§ **TASK ITEM**: So long as no pictures are carried over, output the records below exactly.

(DATA FOR PROCESSING begins)

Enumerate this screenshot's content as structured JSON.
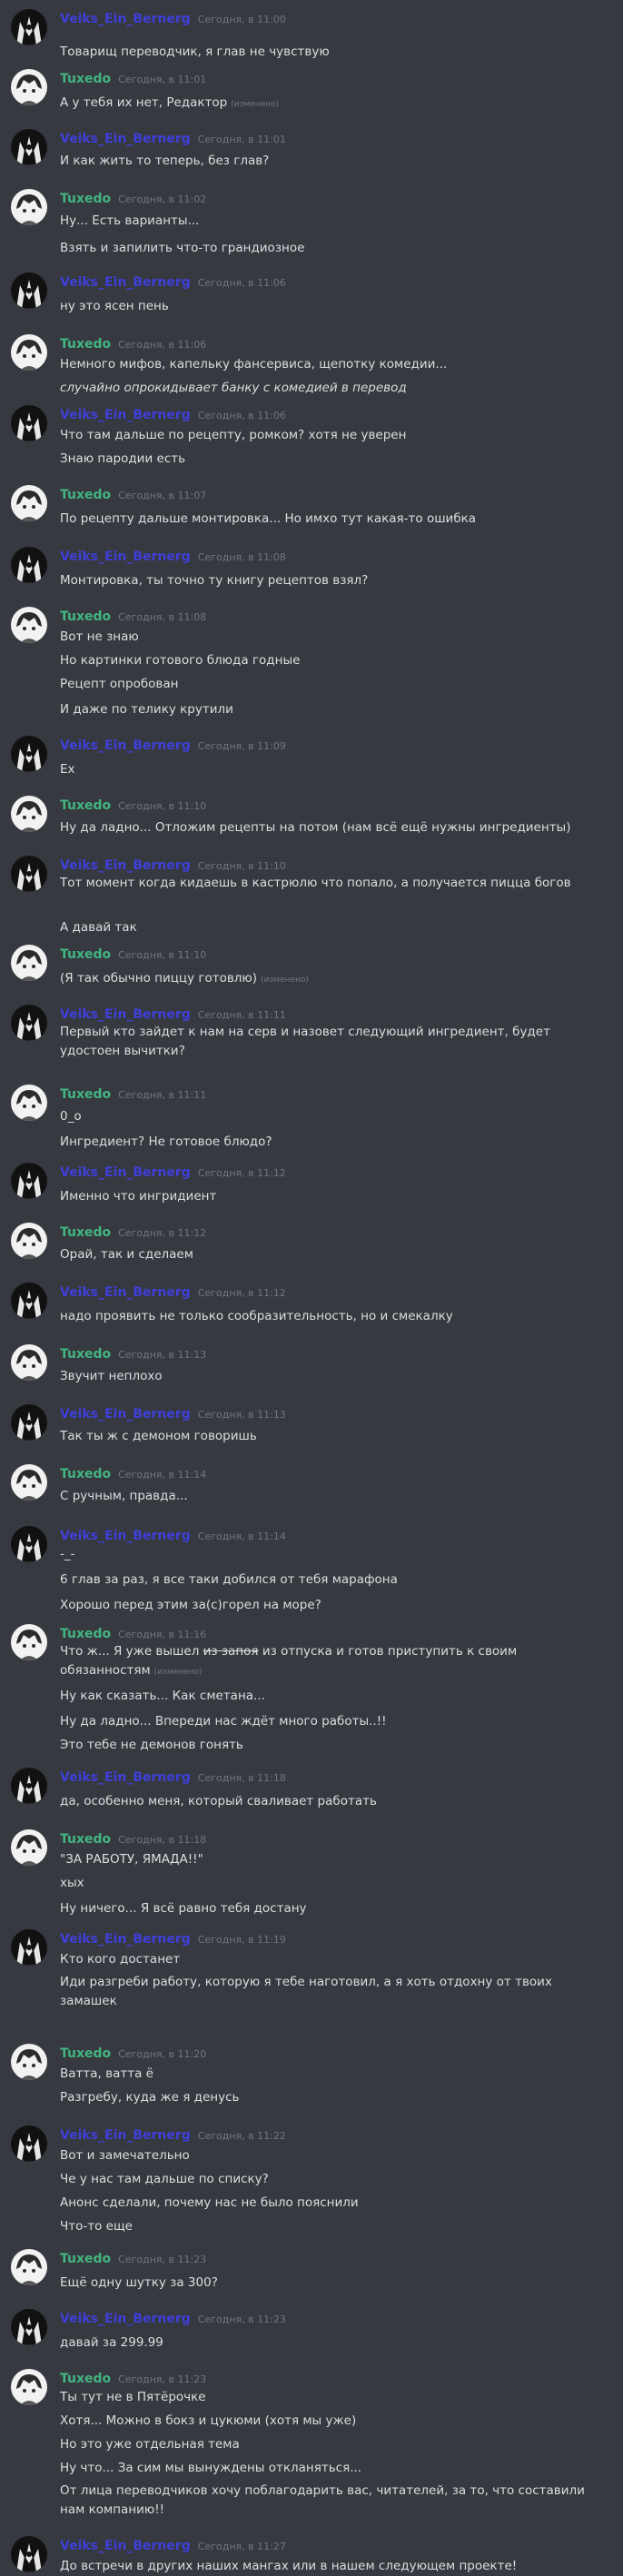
{
  "users": {
    "a": "Veiks_Ein_Bernerg",
    "b": "Tuxedo"
  },
  "edited_label": "(изменено)",
  "messages": [
    {
      "author": "a",
      "time": "Сегодня, в 11:00",
      "lines": [
        "Товарищ переводчик, я глав не чувствую"
      ]
    },
    {
      "author": "b",
      "time": "Сегодня, в 11:01",
      "lines": [
        "А у тебя их нет, Редактор"
      ],
      "edited": [
        0
      ]
    },
    {
      "author": "a",
      "time": "Сегодня, в 11:01",
      "lines": [
        "И как жить то теперь, без глав?"
      ]
    },
    {
      "author": "b",
      "time": "Сегодня, в 11:02",
      "lines": [
        "Ну... Есть варианты...",
        "Взять и запилить что-то грандиозное"
      ]
    },
    {
      "author": "a",
      "time": "Сегодня, в 11:06",
      "lines": [
        "ну это ясен пень"
      ]
    },
    {
      "author": "b",
      "time": "Сегодня, в 11:06",
      "lines": [
        "Немного мифов, капельку фансервиса, щепотку комедии...",
        "случайно опрокидывает банку с комедией в перевод"
      ],
      "italic": [
        1
      ]
    },
    {
      "author": "a",
      "time": "Сегодня, в 11:06",
      "lines": [
        "Что там дальше по рецепту, ромком? хотя не уверен",
        "Знаю пародии есть"
      ]
    },
    {
      "author": "b",
      "time": "Сегодня, в 11:07",
      "lines": [
        "По рецепту дальше монтировка... Но имхо тут какая-то ошибка"
      ]
    },
    {
      "author": "a",
      "time": "Сегодня, в 11:08",
      "lines": [
        "Монтировка, ты точно ту книгу рецептов взял?"
      ]
    },
    {
      "author": "b",
      "time": "Сегодня, в 11:08",
      "lines": [
        "Вот не знаю",
        "Но картинки готового блюда годные",
        "Рецепт опробован",
        "И даже по телику крутили"
      ]
    },
    {
      "author": "a",
      "time": "Сегодня, в 11:09",
      "lines": [
        "Ex"
      ]
    },
    {
      "author": "b",
      "time": "Сегодня, в 11:10",
      "lines": [
        "Ну да ладно... Отложим рецепты на потом (нам всё ещё нужны ингредиенты)"
      ]
    },
    {
      "author": "a",
      "time": "Сегодня, в 11:10",
      "lines": [
        "Тот момент когда кидаешь в кастрюлю что попало, а получается пицца богов",
        "А давай так"
      ],
      "wrap": [
        0
      ]
    },
    {
      "author": "b",
      "time": "Сегодня, в 11:10",
      "lines": [
        "(Я так обычно пиццу готовлю)"
      ],
      "edited": [
        0
      ]
    },
    {
      "author": "a",
      "time": "Сегодня, в 11:11",
      "lines": [
        "Первый кто зайдет к нам на серв и назовет следующий ингредиент, будет удостоен вычитки?"
      ],
      "wrap": [
        0
      ]
    },
    {
      "author": "b",
      "time": "Сегодня, в 11:11",
      "lines": [
        "0_о",
        "Ингредиент? Не готовое блюдо?"
      ]
    },
    {
      "author": "a",
      "time": "Сегодня, в 11:12",
      "lines": [
        "Именно что ингридиент"
      ]
    },
    {
      "author": "b",
      "time": "Сегодня, в 11:12",
      "lines": [
        "Орай, так и сделаем"
      ]
    },
    {
      "author": "a",
      "time": "Сегодня, в 11:12",
      "lines": [
        "надо проявить не только сообразительность, но и смекалку"
      ]
    },
    {
      "author": "b",
      "time": "Сегодня, в 11:13",
      "lines": [
        "Звучит неплохо"
      ]
    },
    {
      "author": "a",
      "time": "Сегодня, в 11:13",
      "lines": [
        "Так ты ж с демоном говоришь"
      ]
    },
    {
      "author": "b",
      "time": "Сегодня, в 11:14",
      "lines": [
        "С ручным, правда..."
      ]
    },
    {
      "author": "a",
      "time": "Сегодня, в 11:14",
      "lines": [
        "-_-",
        "6 глав за раз, я все таки добился от тебя марафона",
        "Хорошо перед этим за(с)горел на море?"
      ]
    },
    {
      "author": "b",
      "time": "Сегодня, в 11:16",
      "lines": [
        "Что ж... Я уже вышел из запоя из отпуска и готов приступить к своим обязанностям",
        "Ну как сказать... Как сметана...",
        "Ну да ладно... Впереди нас ждёт много работы..!!",
        "Это тебе не демонов гонять"
      ],
      "wrap": [
        0
      ],
      "edited": [
        0
      ]
    },
    {
      "author": "a",
      "time": "Сегодня, в 11:18",
      "lines": [
        "да, особенно меня, который сваливает работать"
      ]
    },
    {
      "author": "b",
      "time": "Сегодня, в 11:18",
      "lines": [
        "\"ЗА РАБОТУ, ЯМАДА!!\"",
        "хых",
        "Ну ничего... Я всё равно тебя достану"
      ]
    },
    {
      "author": "a",
      "time": "Сегодня, в 11:19",
      "lines": [
        "Кто кого достанет",
        "Иди разгреби работу, которую я тебе наготовил, а я хоть отдохну от твоих замашек"
      ],
      "wrap": [
        1
      ]
    },
    {
      "author": "b",
      "time": "Сегодня, в 11:20",
      "lines": [
        "Ватта, ватта ё",
        "Разгребу, куда же я денусь"
      ]
    },
    {
      "author": "a",
      "time": "Сегодня, в 11:22",
      "lines": [
        "Вот и замечательно",
        "Че у нас там дальше по списку?",
        "Анонс сделали, почему нас не было пояснили",
        "Что-то еще"
      ]
    },
    {
      "author": "b",
      "time": "Сегодня, в 11:23",
      "lines": [
        "Ещё одну шутку за 300?"
      ]
    },
    {
      "author": "a",
      "time": "Сегодня, в 11:23",
      "lines": [
        "давай за 299.99"
      ]
    },
    {
      "author": "b",
      "time": "Сегодня, в 11:23",
      "lines": [
        "Ты тут не в Пятёрочке",
        "Хотя... Можно в бокз и цукюми (хотя мы уже)",
        "Но это уже отдельная тема",
        "Ну что... За сим мы вынуждены откланяться...",
        "От лица переводчиков хочу поблагодарить вас, читателей, за то, что составили нам компанию!!"
      ],
      "wrap": [
        4
      ]
    },
    {
      "author": "a",
      "time": "Сегодня, в 11:27",
      "lines": [
        "До встречи в других наших мангах или в нашем следующем проекте!"
      ]
    }
  ]
}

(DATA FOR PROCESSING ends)

§ **WRITTEN SOLUTION**:
Enumerate this screenshot's content as structured JSON.
{
  "users": {
    "a": "Veiks_Ein_Bernerg",
    "b": "Tuxedo"
  },
  "edited_label": "(изменено)",
  "messages": [
    {
      "author": "a",
      "time": "Сегодня, в 11:00",
      "lines": [
        "Товарищ переводчик, я глав не чувствую"
      ]
    },
    {
      "author": "b",
      "time": "Сегодня, в 11:01",
      "lines": [
        "А у тебя их нет, Редактор"
      ],
      "edited": [
        0
      ]
    },
    {
      "author": "a",
      "time": "Сегодня, в 11:01",
      "lines": [
        "И как жить то теперь, без глав?"
      ]
    },
    {
      "author": "b",
      "time": "Сегодня, в 11:02",
      "lines": [
        "Ну... Есть варианты...",
        "Взять и запилить что-то грандиозное"
      ]
    },
    {
      "author": "a",
      "time": "Сегодня, в 11:06",
      "lines": [
        "ну это ясен пень"
      ]
    },
    {
      "author": "b",
      "time": "Сегодня, в 11:06",
      "lines": [
        "Немного мифов, капельку фансервиса, щепотку комедии...",
        "случайно опрокидывает банку с комедией в перевод"
      ],
      "italic": [
        1
      ]
    },
    {
      "author": "a",
      "time": "Сегодня, в 11:06",
      "lines": [
        "Что там дальше по рецепту, ромком? хотя не уверен",
        "Знаю пародии есть"
      ]
    },
    {
      "author": "b",
      "time": "Сегодня, в 11:07",
      "lines": [
        "По рецепту дальше монтировка... Но имхо тут какая-то ошибка"
      ]
    },
    {
      "author": "a",
      "time": "Сегодня, в 11:08",
      "lines": [
        "Монтировка, ты точно ту книгу рецептов взял?"
      ]
    },
    {
      "author": "b",
      "time": "Сегодня, в 11:08",
      "lines": [
        "Вот не знаю",
        "Но картинки готового блюда годные",
        "Рецепт опробован",
        "И даже по телику крутили"
      ]
    },
    {
      "author": "a",
      "time": "Сегодня, в 11:09",
      "lines": [
        "Ex"
      ]
    },
    {
      "author": "b",
      "time": "Сегодня, в 11:10",
      "lines": [
        "Ну да ладно... Отложим рецепты на потом (нам всё ещё нужны ингредиенты)"
      ]
    },
    {
      "author": "a",
      "time": "Сегодня, в 11:10",
      "lines": [
        "Тот момент когда кидаешь в кастрюлю что попало, а получается пицца богов",
        "А давай так"
      ],
      "wrap": [
        0
      ]
    },
    {
      "author": "b",
      "time": "Сегодня, в 11:10",
      "lines": [
        "(Я так обычно пиццу готовлю)"
      ],
      "edited": [
        0
      ]
    },
    {
      "author": "a",
      "time": "Сегодня, в 11:11",
      "lines": [
        "Первый кто зайдет к нам на серв и назовет следующий ингредиент, будет удостоен вычитки?"
      ],
      "wrap": [
        0
      ]
    },
    {
      "author": "b",
      "time": "Сегодня, в 11:11",
      "lines": [
        "0_о",
        "Ингредиент? Не готовое блюдо?"
      ]
    },
    {
      "author": "a",
      "time": "Сегодня, в 11:12",
      "lines": [
        "Именно что ингридиент"
      ]
    },
    {
      "author": "b",
      "time": "Сегодня, в 11:12",
      "lines": [
        "Орай, так и сделаем"
      ]
    },
    {
      "author": "a",
      "time": "Сегодня, в 11:12",
      "lines": [
        "надо проявить не только сообразительность, но и смекалку"
      ]
    },
    {
      "author": "b",
      "time": "Сегодня, в 11:13",
      "lines": [
        "Звучит неплохо"
      ]
    },
    {
      "author": "a",
      "time": "Сегодня, в 11:13",
      "lines": [
        "Так ты ж с демоном говоришь"
      ]
    },
    {
      "author": "b",
      "time": "Сегодня, в 11:14",
      "lines": [
        "С ручным, правда..."
      ]
    },
    {
      "author": "a",
      "time": "Сегодня, в 11:14",
      "lines": [
        "-_-",
        "6 глав за раз, я все таки добился от тебя марафона",
        "Хорошо перед этим за(с)горел на море?"
      ]
    },
    {
      "author": "b",
      "time": "Сегодня, в 11:16",
      "lines": [
        "Что ж... Я уже вышел из запоя из отпуска и готов приступить к своим обязанностям",
        "Ну как сказать... Как сметана...",
        "Ну да ладно... Впереди нас ждёт много работы..!!",
        "Это тебе не демонов гонять"
      ],
      "wrap": [
        0
      ],
      "edited": [
        0
      ]
    },
    {
      "author": "a",
      "time": "Сегодня, в 11:18",
      "lines": [
        "да, особенно меня, который сваливает работать"
      ]
    },
    {
      "author": "b",
      "time": "Сегодня, в 11:18",
      "lines": [
        "\"ЗА РАБОТУ, ЯМАДА!!\"",
        "хых",
        "Ну ничего... Я всё равно тебя достану"
      ]
    },
    {
      "author": "a",
      "time": "Сегодня, в 11:19",
      "lines": [
        "Кто кого достанет",
        "Иди разгреби работу, которую я тебе наготовил, а я хоть отдохну от твоих замашек"
      ],
      "wrap": [
        1
      ]
    },
    {
      "author": "b",
      "time": "Сегодня, в 11:20",
      "lines": [
        "Ватта, ватта ё",
        "Разгребу, куда же я денусь"
      ]
    },
    {
      "author": "a",
      "time": "Сегодня, в 11:22",
      "lines": [
        "Вот и замечательно",
        "Че у нас там дальше по списку?",
        "Анонс сделали, почему нас не было пояснили",
        "Что-то еще"
      ]
    },
    {
      "author": "b",
      "time": "Сегодня, в 11:23",
      "lines": [
        "Ещё одну шутку за 300?"
      ]
    },
    {
      "author": "a",
      "time": "Сегодня, в 11:23",
      "lines": [
        "давай за 299.99"
      ]
    },
    {
      "author": "b",
      "time": "Сегодня, в 11:23",
      "lines": [
        "Ты тут не в Пятёрочке",
        "Хотя... Можно в бокз и цукюми (хотя мы уже)",
        "Но это уже отдельная тема",
        "Ну что... За сим мы вынуждены откланяться...",
        "От лица переводчиков хочу поблагодарить вас, читателей, за то, что составили нам компанию!!"
      ],
      "wrap": [
        4
      ]
    },
    {
      "author": "a",
      "time": "Сегодня, в 11:27",
      "lines": [
        "До встречи в других наших мангах или в нашем следующем проекте!"
      ]
    }
  ]
}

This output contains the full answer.